• Hope this links correctly.. facebook.com/… – BrianDP Jan 11 '17 at 14:01

Here is one of many possible solutions. This one is very straight forward and uses 1/2 of two edge-triggered D-flip-flops inside a 74HC74 IC.

Basically, whenever there is a rising edge on its CLK (clock) input the flip-flop transfers whatever is at the D (data) input to its Q output. Here, D is tied to VDD so it is always logic 1.

When START button is pressed, nothing will happen because CLK only responds to a positive (rising) edge. When START is released, R1 pulls CLK high and the flip-flop transfers the 1 at the D input to its Q output. Additional presses on START do nothing since Q is already high.

When STOP is pressed, /CLR is pulled low and clears the flip-flop so Q goes low. /CLR input is negative logic (denoted by the bubble/circle on the input).

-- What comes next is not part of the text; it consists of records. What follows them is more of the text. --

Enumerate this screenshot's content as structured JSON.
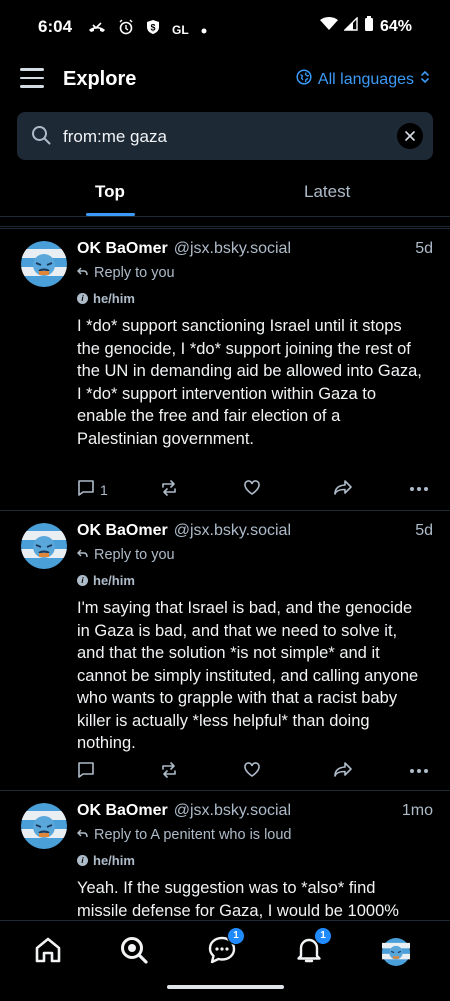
{
  "status_bar": {
    "time": "6:04",
    "glyph_gl": "GL",
    "battery_text": "64%"
  },
  "header": {
    "title": "Explore",
    "language_label": "All languages"
  },
  "search": {
    "value": "from:me gaza"
  },
  "tabs": [
    {
      "label": "Top"
    },
    {
      "label": "Latest"
    }
  ],
  "posts": [
    {
      "display_name": "OK BaOmer",
      "handle": "@jsx.bsky.social",
      "time": "5d",
      "reply_label": "Reply to you",
      "pronouns": "he/him",
      "text": "I *do* support sanctioning Israel until it stops the genocide, I *do* support joining the rest of the UN in demanding aid be allowed into Gaza, I *do* support intervention within Gaza to enable the free and fair election of a Palestinian government.",
      "reply_count": "1"
    },
    {
      "display_name": "OK BaOmer",
      "handle": "@jsx.bsky.social",
      "time": "5d",
      "reply_label": "Reply to you",
      "pronouns": "he/him",
      "text": "I'm saying that Israel is bad, and the genocide in Gaza is bad, and that we need to solve it, and that the solution *is not simple* and it cannot be simply instituted, and calling anyone who wants to grapple with that a racist baby killer is actually *less helpful* than doing nothing.",
      "reply_count": ""
    },
    {
      "display_name": "OK BaOmer",
      "handle": "@jsx.bsky.social",
      "time": "1mo",
      "reply_label": "Reply to A penitent who is loud",
      "pronouns": "he/him",
      "text": "Yeah. If the suggestion was to *also* find missile defense for Gaza, I would be 1000%",
      "reply_count": ""
    }
  ],
  "bottom_nav": {
    "chat_badge": "1",
    "notifications_badge": "1"
  },
  "colors": {
    "accent": "#3b9af5",
    "badge": "#208bfe",
    "muted": "#aebbc9"
  }
}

Note that the LED is wired to /Q. /Q is the complement of Q. But the LED is powered from VDD so it still lights up when Q goes high. The reason this is a bit better configuration is that most CMOS ICs can drive low better than high.

Also, if the user is pressing the START and STOP at same time, the STOP always overrides the START button and holding STOP down will cause it to ignore START signals. I think this is what you would want if it was controlling some kindof machinery. You always have to design your circuits to take unexpected inputs from users. Hope that helps, -Vince

You basically want to use an arrangement of transistors along with a circuit called the silicon controlled switch. You want a SPDT button that charges a capacitor. When released, the capacitor would go where the on button is to latch the SCS on. Then you can use the off button to turn the SCS off. The motor in the diagram is the load.

• Is that he same as an SCR? I have some of those!! They seem like trensistors though... – BrianDP Jan 7 '17 at 16:30
• @BrianDP Very similar. However it's not recommended to pull the gate down to ground in order to turn it off, as it could create high currents for a short period of time. However, for some reason my SCR can still be turned off if connected to a switch and a resistor in series which is safe, however it's not how it's supposed to operate, so it may not always work. You probably want to find a special "breed" of SCRs called GTO thyristor, but these are almost impossible to find, especially in small sizes. – Bradman175 Jan 7 '17 at 23:07